**What this task involves**
Down to the final character, output the records below as they stand.

━━━━━━━━━━━━━━━━

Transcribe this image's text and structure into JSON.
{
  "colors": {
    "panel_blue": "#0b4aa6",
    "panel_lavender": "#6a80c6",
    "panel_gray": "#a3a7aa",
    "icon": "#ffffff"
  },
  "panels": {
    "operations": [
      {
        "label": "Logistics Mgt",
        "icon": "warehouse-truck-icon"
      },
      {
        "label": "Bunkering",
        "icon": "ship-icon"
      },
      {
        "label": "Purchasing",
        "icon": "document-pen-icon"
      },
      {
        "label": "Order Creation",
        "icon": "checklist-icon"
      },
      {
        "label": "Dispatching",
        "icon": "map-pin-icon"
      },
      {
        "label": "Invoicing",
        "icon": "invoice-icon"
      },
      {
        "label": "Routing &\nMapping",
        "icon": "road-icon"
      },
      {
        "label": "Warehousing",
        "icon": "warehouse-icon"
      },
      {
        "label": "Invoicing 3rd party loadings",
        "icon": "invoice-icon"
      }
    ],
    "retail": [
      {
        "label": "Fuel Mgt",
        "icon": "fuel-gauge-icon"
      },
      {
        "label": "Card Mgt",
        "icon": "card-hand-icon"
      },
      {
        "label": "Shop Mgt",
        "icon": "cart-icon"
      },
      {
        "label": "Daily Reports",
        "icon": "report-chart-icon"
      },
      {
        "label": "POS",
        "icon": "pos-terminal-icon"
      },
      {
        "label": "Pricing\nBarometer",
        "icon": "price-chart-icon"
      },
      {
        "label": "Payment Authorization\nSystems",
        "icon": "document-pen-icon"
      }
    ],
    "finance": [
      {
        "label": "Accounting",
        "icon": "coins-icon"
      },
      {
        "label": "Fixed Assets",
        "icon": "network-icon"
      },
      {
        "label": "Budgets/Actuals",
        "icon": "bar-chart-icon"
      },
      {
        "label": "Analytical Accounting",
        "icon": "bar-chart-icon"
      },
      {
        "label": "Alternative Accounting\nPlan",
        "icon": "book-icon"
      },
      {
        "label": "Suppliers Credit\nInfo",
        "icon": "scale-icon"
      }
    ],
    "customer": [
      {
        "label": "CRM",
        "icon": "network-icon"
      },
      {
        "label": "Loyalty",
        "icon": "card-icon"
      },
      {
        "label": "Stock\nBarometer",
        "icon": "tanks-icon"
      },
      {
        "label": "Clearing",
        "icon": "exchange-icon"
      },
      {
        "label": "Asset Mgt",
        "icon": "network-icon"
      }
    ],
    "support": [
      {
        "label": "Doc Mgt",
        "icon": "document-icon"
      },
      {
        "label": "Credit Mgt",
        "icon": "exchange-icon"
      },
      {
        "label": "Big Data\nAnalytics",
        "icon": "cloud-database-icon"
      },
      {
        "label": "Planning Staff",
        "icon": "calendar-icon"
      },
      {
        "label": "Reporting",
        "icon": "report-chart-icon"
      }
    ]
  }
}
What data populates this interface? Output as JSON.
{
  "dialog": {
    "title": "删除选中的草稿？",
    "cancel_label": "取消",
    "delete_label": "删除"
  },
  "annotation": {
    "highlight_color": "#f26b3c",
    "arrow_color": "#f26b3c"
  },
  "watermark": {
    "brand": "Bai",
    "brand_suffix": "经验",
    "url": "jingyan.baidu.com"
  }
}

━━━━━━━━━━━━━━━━

**Written solution**
Transcribe this image's text and structure into JSON.
{
  "colors": {
    "panel_blue": "#0b4aa6",
    "panel_lavender": "#6a80c6",
    "panel_gray": "#a3a7aa",
    "icon": "#ffffff"
  },
  "panels": {
    "operations": [
      {
        "label": "Logistics Mgt",
        "icon": "warehouse-truck-icon"
      },
      {
        "label": "Bunkering",
        "icon": "ship-icon"
      },
      {
        "label": "Purchasing",
        "icon": "document-pen-icon"
      },
      {
        "label": "Order Creation",
        "icon": "checklist-icon"
      },
      {
        "label": "Dispatching",
        "icon": "map-pin-icon"
      },
      {
        "label": "Invoicing",
        "icon": "invoice-icon"
      },
      {
        "label": "Routing &\nMapping",
        "icon": "road-icon"
      },
      {
        "label": "Warehousing",
        "icon": "warehouse-icon"
      },
      {
        "label": "Invoicing 3rd party loadings",
        "icon": "invoice-icon"
      }
    ],
    "retail": [
      {
        "label": "Fuel Mgt",
        "icon": "fuel-gauge-icon"
      },
      {
        "label": "Card Mgt",
        "icon": "card-hand-icon"
      },
      {
        "label": "Shop Mgt",
        "icon": "cart-icon"
      },
      {
        "label": "Daily Reports",
        "icon": "report-chart-icon"
      },
      {
        "label": "POS",
        "icon": "pos-terminal-icon"
      },
      {
        "label": "Pricing\nBarometer",
        "icon": "price-chart-icon"
      },
      {
        "label": "Payment Authorization\nSystems",
        "icon": "document-pen-icon"
      }
    ],
    "finance": [
      {
        "label": "Accounting",
        "icon": "coins-icon"
      },
      {
        "label": "Fixed Assets",
        "icon": "network-icon"
      },
      {
        "label": "Budgets/Actuals",
        "icon": "bar-chart-icon"
      },
      {
        "label": "Analytical Accounting",
        "icon": "bar-chart-icon"
      },
      {
        "label": "Alternative Accounting\nPlan",
        "icon": "book-icon"
      },
      {
        "label": "Suppliers Credit\nInfo",
        "icon": "scale-icon"
      }
    ],
    "customer": [
      {
        "label": "CRM",
        "icon": "network-icon"
      },
      {
        "label": "Loyalty",
        "icon": "card-icon"
      },
      {
        "label": "Stock\nBarometer",
        "icon": "tanks-icon"
      },
      {
        "label": "Clearing",
        "icon": "exchange-icon"
      },
      {
        "label": "Asset Mgt",
        "icon": "network-icon"
      }
    ],
    "support": [
      {
        "label": "Doc Mgt",
        "icon": "document-icon"
      },
      {
        "label": "Credit Mgt",
        "icon": "exchange-icon"
      },
      {
        "label": "Big Data\nAnalytics",
        "icon": "cloud-database-icon"
      },
      {
        "label": "Planning Staff",
        "icon": "calendar-icon"
      },
      {
        "label": "Reporting",
        "icon": "report-chart-icon"
      }
    ]
  }
}
What data populates this interface? Output as JSON.
{
  "dialog": {
    "title": "删除选中的草稿？",
    "cancel_label": "取消",
    "delete_label": "删除"
  },
  "annotation": {
    "highlight_color": "#f26b3c",
    "arrow_color": "#f26b3c"
  },
  "watermark": {
    "brand": "Bai",
    "brand_suffix": "经验",
    "url": "jingyan.baidu.com"
  }
}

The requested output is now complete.